In accordance with 10 USC § 1174, an officer who is involuntarily separated and has more than six years AFS, but less than 20 years AFS is entitled to separation pay. In order to receive separation pay, the officer must enter into an agreement to serve in a reserve status for a period of not less than 36 months. If the officer still has a military service obligation or MSO, then the 36 month period will begin on the day after the officer completes their MSO.

If officers are entitled to separation pay, how much will they receive?

Separation pay is outlined in the DODFMR Volume 7A, Chapter 35, paragraph 350201. It is approximately 10 percent of your monthly base pay x 12 x number of years of service. For a more refined calculation, see your local finance office.

Will officers selected by the OSB be afforded the opportunity to revert to warrant officer or enlisted status?

If selected by the OSB, an officer with prior enlisted service in the regular Army has a statutory entitlement to revert to enlisted status in the enlisted grade held before becoming an officer (10 USC § 3258). The officer must submit a request for unqualified resignation for the purpose of re-enlistment in accordance with Army Regulation 600-8-24, chapter 3-7. There is no statutory entitlement for an officer to revert to warrant officer; however, the officer may submit a request for consideration for warrant appointment.

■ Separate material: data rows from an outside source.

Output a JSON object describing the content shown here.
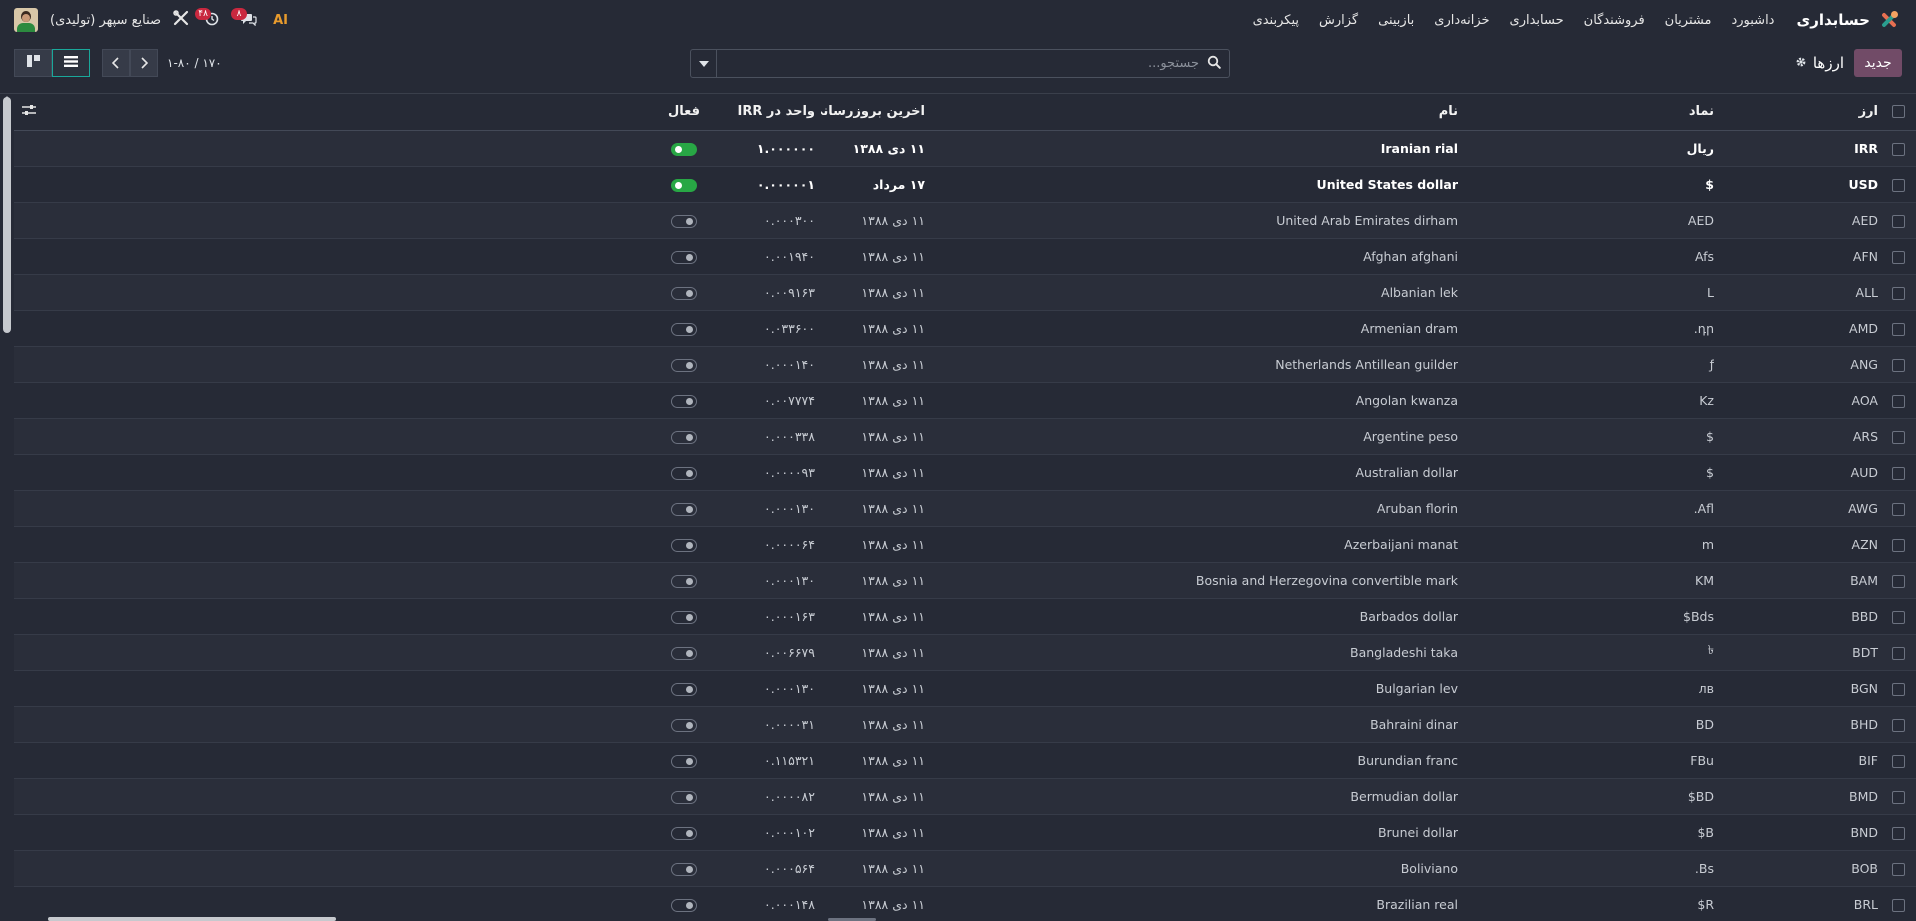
{
  "app": {
    "name": "حسابداری",
    "menu": [
      "داشبورد",
      "مشتریان",
      "فروشندگان",
      "حسابداری",
      "خزانه‌داری",
      "بازبینی",
      "گزارش",
      "پیکربندی"
    ]
  },
  "systray": {
    "company": "صنایع سپهر (تولیدی)",
    "activity_count": "۴۸",
    "messages_count": "۸",
    "ai_label": "AI"
  },
  "control": {
    "new_label": "جدید",
    "breadcrumb_title": "ارزها",
    "search_placeholder": "جستجو...",
    "pager": "۱-۸۰ / ۱۷۰"
  },
  "table": {
    "headers": {
      "code": "ارز",
      "symbol": "نماد",
      "name": "نام",
      "last_update": "اخرین بروزرسانی",
      "rate": "واحد در IRR",
      "active": "فعال"
    },
    "rows": [
      {
        "code": "IRR",
        "symbol": "ریال",
        "name": "Iranian rial",
        "date": "۱۱ دی ۱۳۸۸",
        "rate": "۱.۰۰۰۰۰۰",
        "active": true
      },
      {
        "code": "USD",
        "symbol": "$",
        "name": "United States dollar",
        "date": "۱۷ مرداد",
        "rate": "۰.۰۰۰۰۰۱",
        "active": true
      },
      {
        "code": "AED",
        "symbol": "AED",
        "name": "United Arab Emirates dirham",
        "date": "۱۱ دی ۱۳۸۸",
        "rate": "۰.۰۰۰۳۰۰",
        "active": false
      },
      {
        "code": "AFN",
        "symbol": "Afs",
        "name": "Afghan afghani",
        "date": "۱۱ دی ۱۳۸۸",
        "rate": "۰.۰۰۱۹۴۰",
        "active": false
      },
      {
        "code": "ALL",
        "symbol": "L",
        "name": "Albanian lek",
        "date": "۱۱ دی ۱۳۸۸",
        "rate": "۰.۰۰۹۱۶۳",
        "active": false
      },
      {
        "code": "AMD",
        "symbol": "դր.",
        "name": "Armenian dram",
        "date": "۱۱ دی ۱۳۸۸",
        "rate": "۰.۰۳۳۶۰۰",
        "active": false
      },
      {
        "code": "ANG",
        "symbol": "ƒ",
        "name": "Netherlands Antillean guilder",
        "date": "۱۱ دی ۱۳۸۸",
        "rate": "۰.۰۰۰۱۴۰",
        "active": false
      },
      {
        "code": "AOA",
        "symbol": "Kz",
        "name": "Angolan kwanza",
        "date": "۱۱ دی ۱۳۸۸",
        "rate": "۰.۰۰۷۷۷۴",
        "active": false
      },
      {
        "code": "ARS",
        "symbol": "$",
        "name": "Argentine peso",
        "date": "۱۱ دی ۱۳۸۸",
        "rate": "۰.۰۰۰۳۳۸",
        "active": false
      },
      {
        "code": "AUD",
        "symbol": "$",
        "name": "Australian dollar",
        "date": "۱۱ دی ۱۳۸۸",
        "rate": "۰.۰۰۰۰۹۳",
        "active": false
      },
      {
        "code": "AWG",
        "symbol": "Afl.",
        "name": "Aruban florin",
        "date": "۱۱ دی ۱۳۸۸",
        "rate": "۰.۰۰۰۱۳۰",
        "active": false
      },
      {
        "code": "AZN",
        "symbol": "m",
        "name": "Azerbaijani manat",
        "date": "۱۱ دی ۱۳۸۸",
        "rate": "۰.۰۰۰۰۶۴",
        "active": false
      },
      {
        "code": "BAM",
        "symbol": "KM",
        "name": "Bosnia and Herzegovina convertible mark",
        "date": "۱۱ دی ۱۳۸۸",
        "rate": "۰.۰۰۰۱۳۰",
        "active": false
      },
      {
        "code": "BBD",
        "symbol": "Bds$",
        "name": "Barbados dollar",
        "date": "۱۱ دی ۱۳۸۸",
        "rate": "۰.۰۰۰۱۶۳",
        "active": false
      },
      {
        "code": "BDT",
        "symbol": "৳",
        "name": "Bangladeshi taka",
        "date": "۱۱ دی ۱۳۸۸",
        "rate": "۰.۰۰۶۶۷۹",
        "active": false
      },
      {
        "code": "BGN",
        "symbol": "лв",
        "name": "Bulgarian lev",
        "date": "۱۱ دی ۱۳۸۸",
        "rate": "۰.۰۰۰۱۳۰",
        "active": false
      },
      {
        "code": "BHD",
        "symbol": "BD",
        "name": "Bahraini dinar",
        "date": "۱۱ دی ۱۳۸۸",
        "rate": "۰.۰۰۰۰۳۱",
        "active": false
      },
      {
        "code": "BIF",
        "symbol": "FBu",
        "name": "Burundian franc",
        "date": "۱۱ دی ۱۳۸۸",
        "rate": "۰.۱۱۵۳۲۱",
        "active": false
      },
      {
        "code": "BMD",
        "symbol": "BD$",
        "name": "Bermudian dollar",
        "date": "۱۱ دی ۱۳۸۸",
        "rate": "۰.۰۰۰۰۸۲",
        "active": false
      },
      {
        "code": "BND",
        "symbol": "B$",
        "name": "Brunei dollar",
        "date": "۱۱ دی ۱۳۸۸",
        "rate": "۰.۰۰۰۱۰۲",
        "active": false
      },
      {
        "code": "BOB",
        "symbol": "Bs.",
        "name": "Boliviano",
        "date": "۱۱ دی ۱۳۸۸",
        "rate": "۰.۰۰۰۵۶۴",
        "active": false
      },
      {
        "code": "BRL",
        "symbol": "R$",
        "name": "Brazilian real",
        "date": "۱۱ دی ۱۳۸۸",
        "rate": "۰.۰۰۰۱۴۸",
        "active": false
      }
    ]
  },
  "colors": {
    "background": "#262a36",
    "primary": "#714b67",
    "toggle_on": "#28a745",
    "badge": "#c9283f",
    "active_view": "#1aa89a"
  },
  "icons": {
    "app": "accounting-app-icon",
    "search": "search-icon",
    "gear": "gear-icon",
    "tools": "tools-icon",
    "clock": "clock-icon",
    "chat": "chat-icon",
    "list_view": "list-view-icon",
    "kanban_view": "kanban-view-icon",
    "optional_columns": "sliders-icon"
  }
}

picture of Gen. David G. Perkins, TRADOC Commanding General
"“After accepting the TRADOC colors, I understand the responsibility placed in my rucksack. As we design the Army, we also design the future of our nation, and that is a responsibility I will not take lightly.”"
DAVID G. PERKINS
General, U.S. Army
Commanding